From the graph below, we can see that Germany & the US host the lions share of TOR relays. We can also use the graph below & other metrics available on the TOR project site to analyse speeds. If we wanted to create an optimal speed route, we could use these metrics to identify what is best from your specific location. Further down, we'll detail how to configure your client to specify entry & exit nodes for greater control when connecting to TOR.

An additional metric that is of interest is looking at the total available bandwidth of all the relays. We can generally correlate this to geopolitical events also, where additional relays or nodes are established during these times. Additionally, we can use it as a troubleshooting mechanism if TOR was running unexpectedly slow or unable to connect.


We can search for relays on the TOR network also. If you are investigating IPs and looking at routing activity for hosts, you can use the relay search to find a potential start or pivot points. We can also use this feature to identify relays we may want to configure for specific traffic routing when we configure our client further in the post.

Consider a scenario where you wanted to find relays that may be associated with an investigation. If you have an email address, nickname or alias, you may use a relay search as a new pivot point to find other markers during your usual OSINT workflow. Below, we searched for relays specifically in Australia who are using an as a contact email. Whether these are legitimate emails or not, is not part of this blog when referring to validation, but it is another place to search.

We can then go into the relays and get more specific details, such as the fingerprint. This identifier can be used in the client configuration below to allow us to direct our traffic to a specific node

Client Configurations

Based on our previous analysis & comments around controlling entry & exit nodes, we can configure TOR browser bundle to go in & out of a specific country, IP, or nodes fingerprint.

To do this, we simply edit the file torrc for where our client has been installed.

Windows/Linux: If you installed Tor Browser on Windows or Linux, the torrc file is a folder within the install directory which may look like Tor Browser\Browser\TorBrowser\Data\Tor

Windows example

If you’re on macOS, you should be able to find the torrc file is in the directory at ~/Library/Application Support/TorBrowser-Data/Tor/Data - note: we could not confirm this location at the time of writing.

Torrc file: Once you open the torrc file, you simply need to add the following lines depending on what you want to achieve:

Connect to a specific IP: (replace the x's with the IP address)

Connect to a specific nodes fingerprint: (replace the fingerprint string with the desired node)

  • ExitNodes 02E98BBE0B12570E4E2974E2A7472B297F8D9959

  • Note: the fingerprint above is an example from an existing relay. You can find your desired relay using the search methods detailed further up in the blog.

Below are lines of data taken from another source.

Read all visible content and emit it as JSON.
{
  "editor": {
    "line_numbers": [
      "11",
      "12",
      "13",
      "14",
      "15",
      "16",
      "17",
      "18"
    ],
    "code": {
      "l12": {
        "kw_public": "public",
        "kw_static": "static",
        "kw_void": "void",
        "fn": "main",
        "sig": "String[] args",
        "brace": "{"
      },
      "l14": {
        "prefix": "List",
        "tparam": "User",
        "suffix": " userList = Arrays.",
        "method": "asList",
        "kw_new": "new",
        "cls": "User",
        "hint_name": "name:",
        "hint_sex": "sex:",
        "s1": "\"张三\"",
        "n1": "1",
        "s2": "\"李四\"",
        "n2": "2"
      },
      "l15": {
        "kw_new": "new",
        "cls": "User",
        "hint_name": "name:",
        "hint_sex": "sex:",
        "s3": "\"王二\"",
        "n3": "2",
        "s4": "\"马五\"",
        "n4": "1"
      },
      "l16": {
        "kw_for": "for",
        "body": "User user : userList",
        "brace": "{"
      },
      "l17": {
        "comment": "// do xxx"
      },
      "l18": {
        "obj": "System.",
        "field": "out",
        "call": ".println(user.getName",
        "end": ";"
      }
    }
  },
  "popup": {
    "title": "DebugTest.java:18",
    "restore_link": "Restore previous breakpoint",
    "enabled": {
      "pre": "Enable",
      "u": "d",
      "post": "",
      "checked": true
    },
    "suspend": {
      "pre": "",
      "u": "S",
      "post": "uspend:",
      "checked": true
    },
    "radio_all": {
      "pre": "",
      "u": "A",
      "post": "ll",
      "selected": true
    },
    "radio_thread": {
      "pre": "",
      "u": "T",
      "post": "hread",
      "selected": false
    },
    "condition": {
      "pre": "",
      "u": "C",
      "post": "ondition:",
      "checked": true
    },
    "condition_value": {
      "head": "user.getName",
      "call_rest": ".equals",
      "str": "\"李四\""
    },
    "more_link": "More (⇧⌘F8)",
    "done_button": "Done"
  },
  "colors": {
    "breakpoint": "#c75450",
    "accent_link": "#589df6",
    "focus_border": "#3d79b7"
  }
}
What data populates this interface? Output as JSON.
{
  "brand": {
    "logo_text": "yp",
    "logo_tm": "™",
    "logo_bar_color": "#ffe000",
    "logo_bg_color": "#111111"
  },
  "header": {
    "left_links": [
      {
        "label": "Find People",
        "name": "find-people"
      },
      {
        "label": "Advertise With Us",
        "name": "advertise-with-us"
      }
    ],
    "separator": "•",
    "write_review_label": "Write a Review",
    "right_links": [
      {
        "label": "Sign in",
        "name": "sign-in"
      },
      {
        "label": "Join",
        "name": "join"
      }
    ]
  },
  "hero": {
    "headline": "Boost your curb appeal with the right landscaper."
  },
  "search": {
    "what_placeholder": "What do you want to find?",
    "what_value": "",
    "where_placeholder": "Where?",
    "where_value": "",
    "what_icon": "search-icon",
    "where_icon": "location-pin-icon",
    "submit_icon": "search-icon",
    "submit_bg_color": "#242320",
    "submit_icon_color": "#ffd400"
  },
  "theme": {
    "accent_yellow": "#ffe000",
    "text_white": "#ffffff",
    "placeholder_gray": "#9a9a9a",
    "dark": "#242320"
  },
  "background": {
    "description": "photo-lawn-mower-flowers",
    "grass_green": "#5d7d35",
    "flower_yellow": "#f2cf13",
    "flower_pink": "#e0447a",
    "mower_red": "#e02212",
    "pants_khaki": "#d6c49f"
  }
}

Connect to a specific country only

  • ExitNodes {us} StrictNodes 1

  • EntryNodes {us} StrictNodes 1

Simply replace "us" with the ISO alpha-2 country code of choice - most of these are obvious but a reference list can be found here:

You should end up with something like the image below if you wanted to pipe all your traffic to enter & exit in the US:

Save the file, then connect to TOR and validate your route by clicking the icon left of the search bar in the TOR browser. Example below